During a public hearing Monday, dozens of drivers and members of the Taxi Workers Alliance crowded into a small room on the 19th floor of 33 Beaver Street, in downtown Manhattan, for a public hearing. They were there to show support for the measure.
On the other side, testifying in opposition to the fare hike, were a number taxi-fleet owners and medallion-license agents, who didn’t feel the lease-cap raise was enough.
The commission is proposing to raise the cap by about $180 per week for agents, to $1025. For fleet owners, the lease cap will remain almost the same, except for a lease adjustment that will account for cancelling the five-percent surcharge that drivers pay from each credit card fare for processing transactions.
“I can’t imagine that somebody would take the position, ‘Well, I don’t want to see the taxi driver earn more because I’m not earning more,’” said city taxi commissioner David Yassky at the hearing. “That seems just ungracious.”
The commission said that driver income has gone down significantly since the last fare hike in 2006 because of issues like the steep rise in the cost of gas. The commission estimated monthly gas costs for taxi drivers at $500 in 2006 compared with $800 this year.
Many drivers at the hearing said that agents and fleet owners get enough from them, and make far more than drivers who are already struggling to get by financially.
“And they’re complaining that they want part of this fare increase,” said Victor Salazar, who said he has driven for seven or eight different garages. “Shame on them.”
Ethan Gerber from the Greater New York Taxi Association, representing fleet owners, said the proposal needed to benefit drivers and the owners who lease to them more equally.
“With all due respect, commissioner, you’ve created a poison pill,” Gerber said to Yassky from the podium.
But the commission said it hadn’t received accurate revenue estimates from fleet owners, who hoped to demonstrate the need for a lease-cap raise. The commission estimated average profits per medallion for fleet owners at about $10,000 higher than the figures they were given by the Metropolitan Taxicab Board of Trade (which didn’t testify at the hearing.)
“Basically what they’re saying is, ‘Trust me, I need more money, here’s how much I want,’” said Allan Fromberg, a commission representative. “And we can’t do that.”
Basil Messados, from the Committee for Taxi Safety, representing agents, said lease caps for agents should be increased more because they find it difficult to compete with fleet owners at the proposed increase.
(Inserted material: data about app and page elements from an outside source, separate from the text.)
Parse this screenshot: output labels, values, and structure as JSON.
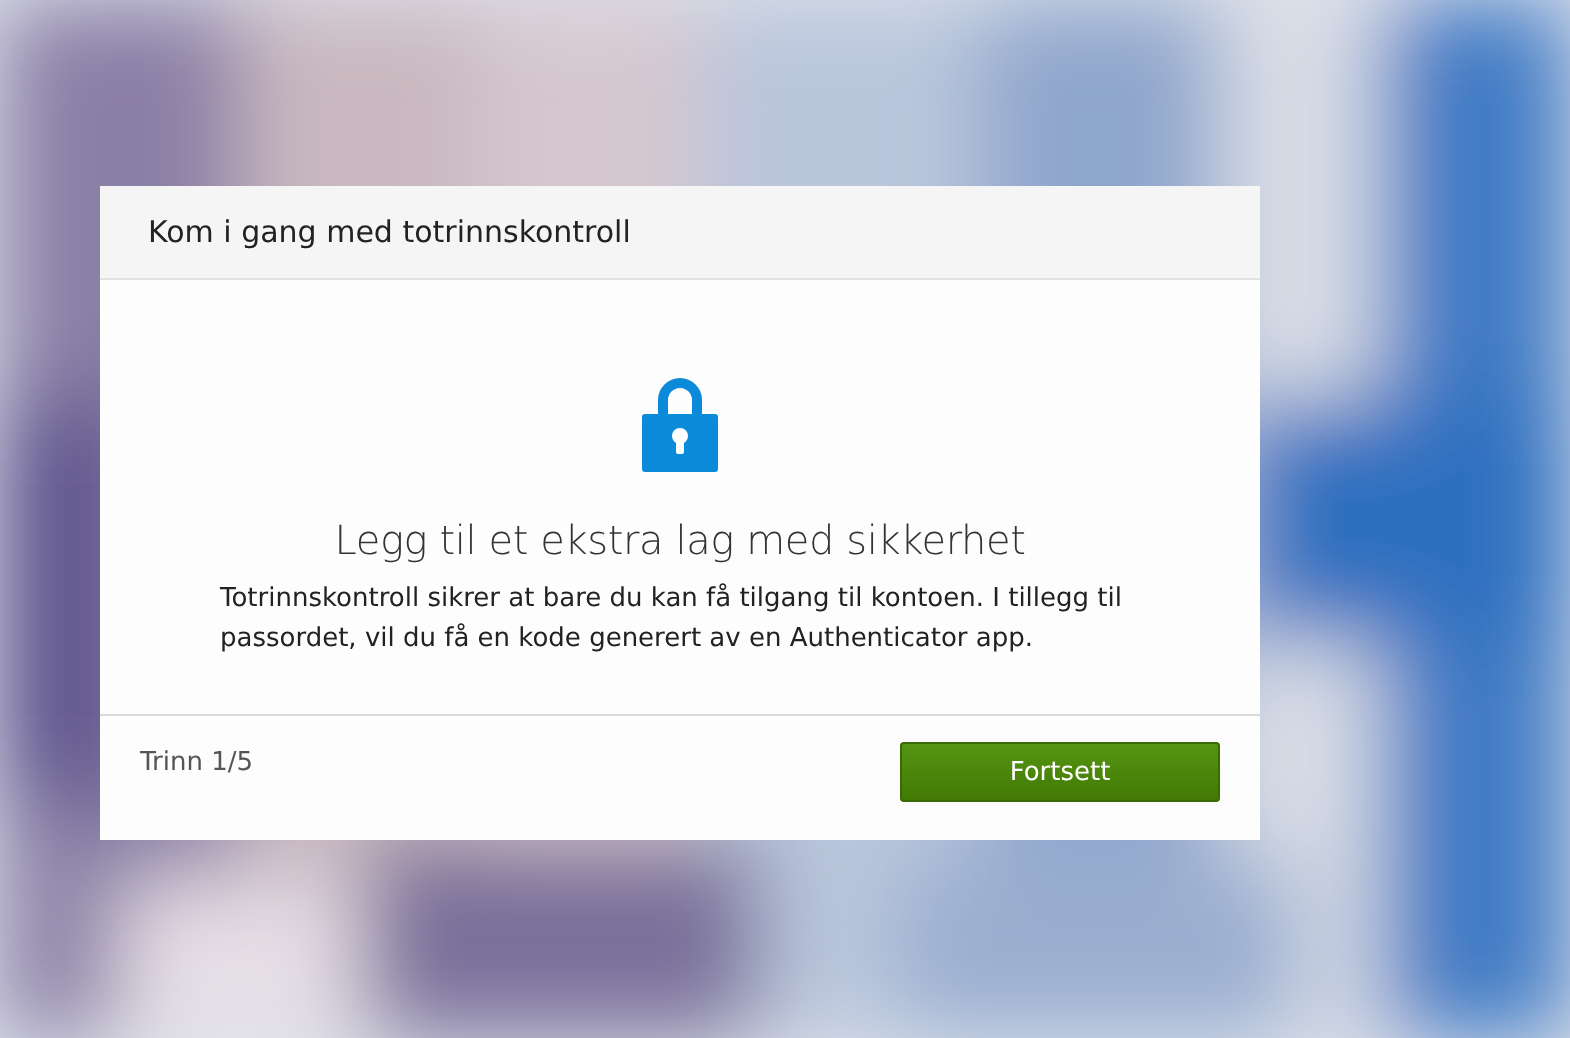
{
  "dialog": {
    "title": "Kom i gang med totrinnskontroll",
    "heading": "Legg til et ekstra lag med sikkerhet",
    "description": "Totrinnskontroll sikrer at bare du kan få tilgang til kontoen. I tillegg til passordet, vil du få en kode generert av en Authenticator app.",
    "step": "Trinn 1/5",
    "button": "Fortsett"
  }
}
But he said he believed the vote in favor of the proposal was a foregone conclusion anyway.
“What they did was they gave nothing to the fleets,” he said. “They threw us a bone. And everything stays in the driver’s pocket.”